Must You Answer That? plus, Curb Your Enthusiasm
Dear Dr. Hurd,
My friend and I have been dating for a few years. He’s ten years younger than I am, but I don’t feel that’s an excuse for what I’m about to tell you. I’ll put it as delicately as possible: A few weeks ago, during an “intimate moment” between the two of us, I looked up—and he was emailing somebody from his phone—right in the middle of our…moment! I was angry and hurt and still feel that way, though I’m at least speaking to him now.
Please don’t tell me I’m the only person this has ever happened to.
Dr. Hurd replies,
I haven’t yet heard of this happening (and I hear a lot!), but I don’t doubt for a minute that it has happened before. People text or email during every other conceivable situation, whether or not it’s rude or inappropriate. Why not this too?
Chatting or reading on the phone whether it’s appropriate or even physically safe (e.g., while driving) has become the new normal. You don’t have to like it or participate in it, but you have to be ready for it and not take it personally.
It really doesn’t matter whether you’re the only one this has ever happened to. What matters is that this friend/sexual partner did this to you. And it matters what you think about it and what you’re going to do about it.
Nobody wants someone with whom they’re having sex to be otherwise occupied during (what is supposed to be) the heat of the…moment. I guarantee your friend wouldn’t like it either, and his behavior shows a lack of empathy on his part. Empathy is the ability/willingness to see things from another’s point-of-view. Many people lack that skill, but I guarantee that everybody wants it from others.
Rather than chastise him, why not take a look at whether you really want to take this relationship seriously? The absurdity of what he did speaks for itself. You’ve learned something new about him, but there’s no point pressuring him to change. He has shown you who he is, and it’s obviously not a stellar performance. Let go of your expectations of him and move on with new and more engaged people.

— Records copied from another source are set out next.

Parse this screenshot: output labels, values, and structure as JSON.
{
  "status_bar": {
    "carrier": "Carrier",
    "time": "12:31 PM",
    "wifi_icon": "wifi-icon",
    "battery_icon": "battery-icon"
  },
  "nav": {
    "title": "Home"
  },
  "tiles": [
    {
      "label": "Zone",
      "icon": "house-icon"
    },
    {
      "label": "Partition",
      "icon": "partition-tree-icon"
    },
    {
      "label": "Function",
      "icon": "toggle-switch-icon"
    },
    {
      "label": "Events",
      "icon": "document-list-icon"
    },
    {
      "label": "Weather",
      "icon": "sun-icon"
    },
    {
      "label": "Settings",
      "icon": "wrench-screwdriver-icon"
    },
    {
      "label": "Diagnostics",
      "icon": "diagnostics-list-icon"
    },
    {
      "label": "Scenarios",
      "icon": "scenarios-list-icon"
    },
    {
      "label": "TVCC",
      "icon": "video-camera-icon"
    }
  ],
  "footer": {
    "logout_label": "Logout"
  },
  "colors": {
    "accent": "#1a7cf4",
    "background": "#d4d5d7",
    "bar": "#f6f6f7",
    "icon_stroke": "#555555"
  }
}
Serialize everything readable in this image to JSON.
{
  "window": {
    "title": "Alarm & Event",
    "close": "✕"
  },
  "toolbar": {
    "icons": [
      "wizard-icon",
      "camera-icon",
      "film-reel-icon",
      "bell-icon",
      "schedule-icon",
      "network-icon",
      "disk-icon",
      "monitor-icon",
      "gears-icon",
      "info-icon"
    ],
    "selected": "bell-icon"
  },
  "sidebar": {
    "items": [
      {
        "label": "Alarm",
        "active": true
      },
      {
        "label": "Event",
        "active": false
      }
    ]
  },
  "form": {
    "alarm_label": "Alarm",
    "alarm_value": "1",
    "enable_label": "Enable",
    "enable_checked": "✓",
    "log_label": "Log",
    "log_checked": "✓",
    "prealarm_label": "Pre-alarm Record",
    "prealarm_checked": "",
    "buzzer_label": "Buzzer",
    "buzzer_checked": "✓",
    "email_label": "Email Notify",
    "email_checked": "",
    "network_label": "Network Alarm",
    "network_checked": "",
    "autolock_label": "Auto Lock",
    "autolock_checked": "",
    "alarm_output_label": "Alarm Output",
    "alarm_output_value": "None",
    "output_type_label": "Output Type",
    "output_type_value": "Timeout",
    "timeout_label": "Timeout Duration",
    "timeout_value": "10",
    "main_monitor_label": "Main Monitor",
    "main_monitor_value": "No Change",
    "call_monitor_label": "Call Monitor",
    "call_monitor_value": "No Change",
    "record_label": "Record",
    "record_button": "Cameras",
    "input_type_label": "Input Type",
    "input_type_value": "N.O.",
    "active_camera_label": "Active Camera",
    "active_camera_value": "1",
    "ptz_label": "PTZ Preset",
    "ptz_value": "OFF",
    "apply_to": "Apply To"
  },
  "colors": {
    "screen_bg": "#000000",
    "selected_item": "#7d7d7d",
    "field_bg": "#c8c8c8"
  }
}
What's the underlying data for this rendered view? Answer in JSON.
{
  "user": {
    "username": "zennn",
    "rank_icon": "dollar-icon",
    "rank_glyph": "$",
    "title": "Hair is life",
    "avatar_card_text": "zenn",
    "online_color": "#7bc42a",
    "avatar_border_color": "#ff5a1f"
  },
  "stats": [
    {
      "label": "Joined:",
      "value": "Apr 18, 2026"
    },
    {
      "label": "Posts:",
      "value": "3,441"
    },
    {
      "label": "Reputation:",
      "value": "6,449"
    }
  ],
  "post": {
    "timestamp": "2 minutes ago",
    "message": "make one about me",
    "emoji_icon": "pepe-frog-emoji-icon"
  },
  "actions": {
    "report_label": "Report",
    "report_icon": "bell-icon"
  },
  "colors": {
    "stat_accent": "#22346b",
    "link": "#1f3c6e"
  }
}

Dear Dr. Hurd,
My girlfriend and I live together and enjoy one another’s company. However, our sex drives are very different. I am always up for a little fun, but more often than not she puts the brakes on.
Recently, an old girlfriend from school contacted me and wants to get together. I know for a fact that she and I are much more compatible in the “fun” department, and we’ve both hinted at that very thing in our emails. I have no desire to end my present relationship, so is it OK to explore a friendship with my old school chum?
I get excited just thinking about it. Mmmmm…maybe I just answered my own question.
Dr. Hurd replies,
Above all else: Never lie to yourself. In your letter, you’re telling me a half-truth. You know full well that you’re interested in a lot more than just a platonic friendship with your old chum. If the feeling is mutual, then you will be presented with that opportunity every time you get together with her. You therefore have three choices:
The first is to ignore what I just wrote. Keep lying to yourself, let nature take its course, and then lie to your girlfriend about having an affair. This is the route a lot of people take. I see it as untenable for you, especially if you truly want to remain with your girlfriend. You can’t have it both ways. That’s not me lecturing; it’s simply a fact. Whenever you give rise to two realities, one will inevitably collide with the other. It’s only a matter of time.
Option two is to pull back from your old chum and avert disaster by letting go of your impulses. It won’t be easy, but many people do this as well. And in terms of potential unpleasantness, it’s certainly more prudent than option one.
Choice number three is to tell your girlfriend the truth. Tell her you love her and want to stay with her, but you are also disappointed in your present sex life. Maybe she’s willing to do something about this problem, or maybe she’s not. This option includes the possibility that you two could have an improved sex life. You might also pursue couples’ counseling to address this and any related issues. It’s possible you could break up, but if you’re not happy now, is that really so unthinkable?
The choice is yours, but I strongly suggest that you avoid option one. Left unchecked, that’s where your emotions and self-deceit will take you. And one way or another it will blow up in everyone’s face. Your email implies that sex is important, but not so important that it’s worth ending your relationship. Some might agree with you, and others might not. That doesn’t matter. What does matter is, “to thine own self be true.”
Dr. Michael J. Hurd, Ph.D., LCSW is a psychotherapist and author. His office may be reached at 302-227-2829. Email Dr. Hurd